◆ EXERCISE OBJECTIVE
For this exercise, repeat every line of the material exactly.

◆ MATERIAL FOR THIS EXERCISE
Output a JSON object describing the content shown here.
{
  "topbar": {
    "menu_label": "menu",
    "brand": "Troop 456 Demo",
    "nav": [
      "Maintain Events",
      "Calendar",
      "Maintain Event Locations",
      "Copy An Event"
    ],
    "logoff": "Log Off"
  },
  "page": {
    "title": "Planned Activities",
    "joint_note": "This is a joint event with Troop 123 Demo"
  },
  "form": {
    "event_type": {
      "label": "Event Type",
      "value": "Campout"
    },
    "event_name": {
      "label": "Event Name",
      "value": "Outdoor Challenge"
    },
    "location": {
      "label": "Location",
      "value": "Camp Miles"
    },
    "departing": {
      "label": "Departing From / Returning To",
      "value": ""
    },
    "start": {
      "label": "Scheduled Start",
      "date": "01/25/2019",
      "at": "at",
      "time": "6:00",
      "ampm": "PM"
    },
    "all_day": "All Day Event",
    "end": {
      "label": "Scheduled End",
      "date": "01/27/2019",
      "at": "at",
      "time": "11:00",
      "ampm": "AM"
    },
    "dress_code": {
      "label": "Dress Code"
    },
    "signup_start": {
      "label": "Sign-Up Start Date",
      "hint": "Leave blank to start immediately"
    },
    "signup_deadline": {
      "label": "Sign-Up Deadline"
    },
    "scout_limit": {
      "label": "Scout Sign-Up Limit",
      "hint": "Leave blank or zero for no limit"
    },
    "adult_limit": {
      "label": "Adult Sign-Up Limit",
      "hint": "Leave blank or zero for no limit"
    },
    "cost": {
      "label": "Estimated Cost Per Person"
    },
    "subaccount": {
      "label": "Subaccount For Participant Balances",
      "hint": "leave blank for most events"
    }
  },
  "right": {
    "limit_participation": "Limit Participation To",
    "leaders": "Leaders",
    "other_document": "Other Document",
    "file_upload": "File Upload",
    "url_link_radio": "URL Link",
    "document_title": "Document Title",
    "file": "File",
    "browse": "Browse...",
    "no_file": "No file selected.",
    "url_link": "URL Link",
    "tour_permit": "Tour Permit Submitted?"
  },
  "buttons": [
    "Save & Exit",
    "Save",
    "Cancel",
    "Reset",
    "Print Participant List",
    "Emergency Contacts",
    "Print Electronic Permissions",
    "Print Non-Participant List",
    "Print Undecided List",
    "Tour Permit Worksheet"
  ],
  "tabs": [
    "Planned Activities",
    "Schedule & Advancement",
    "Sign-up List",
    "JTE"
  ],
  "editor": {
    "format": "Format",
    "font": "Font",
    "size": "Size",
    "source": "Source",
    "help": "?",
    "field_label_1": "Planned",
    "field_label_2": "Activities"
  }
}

◆ RESULT OF THIS TASK
Output a JSON object describing the content shown here.
{
  "topbar": {
    "menu_label": "menu",
    "brand": "Troop 456 Demo",
    "nav": [
      "Maintain Events",
      "Calendar",
      "Maintain Event Locations",
      "Copy An Event"
    ],
    "logoff": "Log Off"
  },
  "page": {
    "title": "Planned Activities",
    "joint_note": "This is a joint event with Troop 123 Demo"
  },
  "form": {
    "event_type": {
      "label": "Event Type",
      "value": "Campout"
    },
    "event_name": {
      "label": "Event Name",
      "value": "Outdoor Challenge"
    },
    "location": {
      "label": "Location",
      "value": "Camp Miles"
    },
    "departing": {
      "label": "Departing From / Returning To",
      "value": ""
    },
    "start": {
      "label": "Scheduled Start",
      "date": "01/25/2019",
      "at": "at",
      "time": "6:00",
      "ampm": "PM"
    },
    "all_day": "All Day Event",
    "end": {
      "label": "Scheduled End",
      "date": "01/27/2019",
      "at": "at",
      "time": "11:00",
      "ampm": "AM"
    },
    "dress_code": {
      "label": "Dress Code"
    },
    "signup_start": {
      "label": "Sign-Up Start Date",
      "hint": "Leave blank to start immediately"
    },
    "signup_deadline": {
      "label": "Sign-Up Deadline"
    },
    "scout_limit": {
      "label": "Scout Sign-Up Limit",
      "hint": "Leave blank or zero for no limit"
    },
    "adult_limit": {
      "label": "Adult Sign-Up Limit",
      "hint": "Leave blank or zero for no limit"
    },
    "cost": {
      "label": "Estimated Cost Per Person"
    },
    "subaccount": {
      "label": "Subaccount For Participant Balances",
      "hint": "leave blank for most events"
    }
  },
  "right": {
    "limit_participation": "Limit Participation To",
    "leaders": "Leaders",
    "other_document": "Other Document",
    "file_upload": "File Upload",
    "url_link_radio": "URL Link",
    "document_title": "Document Title",
    "file": "File",
    "browse": "Browse...",
    "no_file": "No file selected.",
    "url_link": "URL Link",
    "tour_permit": "Tour Permit Submitted?"
  },
  "buttons": [
    "Save & Exit",
    "Save",
    "Cancel",
    "Reset",
    "Print Participant List",
    "Emergency Contacts",
    "Print Electronic Permissions",
    "Print Non-Participant List",
    "Print Undecided List",
    "Tour Permit Worksheet"
  ],
  "tabs": [
    "Planned Activities",
    "Schedule & Advancement",
    "Sign-up List",
    "JTE"
  ],
  "editor": {
    "format": "Format",
    "font": "Font",
    "size": "Size",
    "source": "Source",
    "help": "?",
    "field_label_1": "Planned",
    "field_label_2": "Activities"
  }
}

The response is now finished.